- _Work to complete_: Count the lines in the data below holding the string "heart" and write the total by itself.

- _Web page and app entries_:
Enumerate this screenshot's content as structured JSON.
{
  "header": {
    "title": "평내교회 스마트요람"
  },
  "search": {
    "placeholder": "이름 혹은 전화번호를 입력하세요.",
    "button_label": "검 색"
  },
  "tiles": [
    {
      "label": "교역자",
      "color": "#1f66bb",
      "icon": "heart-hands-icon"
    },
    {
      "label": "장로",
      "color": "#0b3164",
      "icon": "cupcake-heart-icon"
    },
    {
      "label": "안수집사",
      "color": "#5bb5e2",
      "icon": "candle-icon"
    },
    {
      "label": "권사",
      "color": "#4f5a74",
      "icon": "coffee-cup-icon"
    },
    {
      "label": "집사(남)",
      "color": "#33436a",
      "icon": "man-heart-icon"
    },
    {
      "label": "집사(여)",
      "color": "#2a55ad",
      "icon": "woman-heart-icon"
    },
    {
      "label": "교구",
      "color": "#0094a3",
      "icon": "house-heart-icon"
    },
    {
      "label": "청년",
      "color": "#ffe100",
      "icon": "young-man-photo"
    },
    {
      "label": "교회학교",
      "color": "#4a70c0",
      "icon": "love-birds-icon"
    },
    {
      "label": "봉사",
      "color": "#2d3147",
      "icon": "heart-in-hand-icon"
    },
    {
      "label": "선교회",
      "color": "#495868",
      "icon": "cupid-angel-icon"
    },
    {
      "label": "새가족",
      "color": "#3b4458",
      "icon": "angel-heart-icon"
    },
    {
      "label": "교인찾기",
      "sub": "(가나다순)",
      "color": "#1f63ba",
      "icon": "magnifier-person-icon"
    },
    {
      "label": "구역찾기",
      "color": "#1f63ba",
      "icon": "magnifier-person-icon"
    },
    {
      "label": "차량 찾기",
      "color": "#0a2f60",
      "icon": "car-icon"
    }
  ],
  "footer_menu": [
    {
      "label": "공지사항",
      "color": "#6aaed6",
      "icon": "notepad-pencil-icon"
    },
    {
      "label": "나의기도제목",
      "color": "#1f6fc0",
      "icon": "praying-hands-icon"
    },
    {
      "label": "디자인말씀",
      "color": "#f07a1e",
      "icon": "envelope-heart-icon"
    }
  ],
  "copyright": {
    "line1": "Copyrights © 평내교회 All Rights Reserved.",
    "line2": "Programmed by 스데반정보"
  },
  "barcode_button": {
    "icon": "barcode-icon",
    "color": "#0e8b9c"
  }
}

- _Final answer_: 8